Creating Accessible PowerPoint Presentations
The following information is meant to help in the creation of accessible PowerPoint presentations so the content is available to all users. PowerPoint presentations tend to be very visual so for those with low vision or using screen readers, accessibility is key. Many of the concepts covered here can also be found in Creating Accessible Word Documents.
- Using a larger font size will help those with low vision or certain learning disabilities more clearly see the text. 28 point font or larger is recommended.
- Try to reduce the reading load by keeping the slides simple and to the point. Following the "six by six" rule, which is no more than six words across and six lines down, allows for information to be more effectively conveyed to all users.
- The "Office Theme" is an accessible slide design created with accessible colors, contrasts, and fonts and allows screen readers to more easily read slide content. Themes can be selected in the Design tab in the ribbon.
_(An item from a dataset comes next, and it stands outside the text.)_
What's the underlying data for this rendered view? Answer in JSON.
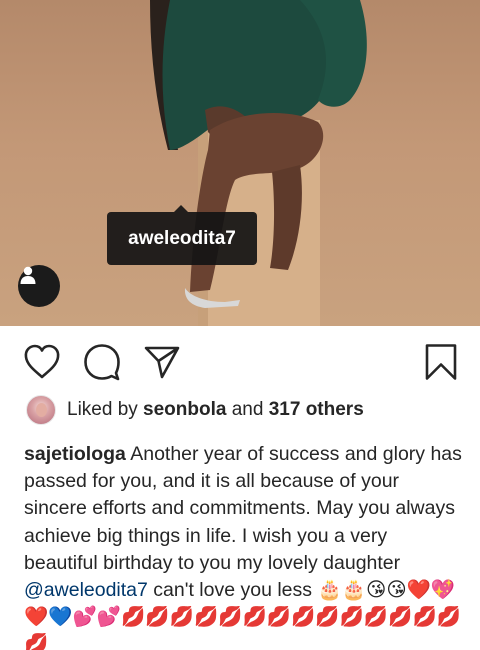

- Use the pre-defined slide layouts provided in the selected theme. These layouts ensure the content is accessible to those using assistive technology even if converted to HTML or PDF.
Slide titles act as a way to navigate through the presentation using a screen reader and also provide information about the content of each slide. Slide titles should each be unique and specific to each given slide. If you want a title to be invisible on a slide but still voiced by the screen reader, do the following:
- On the Home tab in the ribbon, select the [Arrange] button and choose Selection Pane.
- In the Selection Pane, click the eye icon beside each title to hide or reveal it.
Screen readers read through content on a slide in a certain order, including the title, text, and alt text. To ensure the slide contents are read in the order intended, set the reading order by doing the following:
- On the Home tab in the ribbon, select the [Arrange] button then choose Selection Pane.
- The Selection Pane lists the objects on the slide in reverse order meaning a screen reader will read the content beginning with the last list item and ending with the first list item.
- To change the reading order, drag the items to the desired order.
Avoid using text boxes on slides as they appear as graphic elements to screen readers and the content may be inaccessible. This is true if the slides are converted to HTML or PDF as well.
Adding alt text to all visual elements in a presentation allows those using screen readers to understand and access the content more readily and effectively. Decorative elements do not need to contain alt text, but any visual element containing content relevant to the presentation should. Alt text should, when possible, be short and to the point.
Adding Alt Text to Images
Best practices for adding alt text to images is the same as for Word Documents.
Adding Alt Text to SmartArt
- Right click on the SmartArt graphic.
- Select the Format tab from the ribbon, and then select Format Pane.
- In the right pane, select Size & Properties from the "Shape Options" tab, then Alt Text.
- Type the alt text in the Description field along with a title. It is recommended to keep alt text to 125 characters or fewer as most screen readers break text up into blocks of 125 characters. For especially complex charts or equations, a link to an extended text description should be used.
Adding Alt Text to Shapes, Charts or Tables
The steps for adding alt text to shapes, charts or tables are the same as above for SmartArt.
Audio and Video
To make audio and video resources accessible, make sure there are captions provided with the media and if possible, a transcript as well.
Tables and Lists
Best practices for creating tables and lists are the same as for Word Documents.
Steps for using the Accessibility Checker are the same as for Word Documents.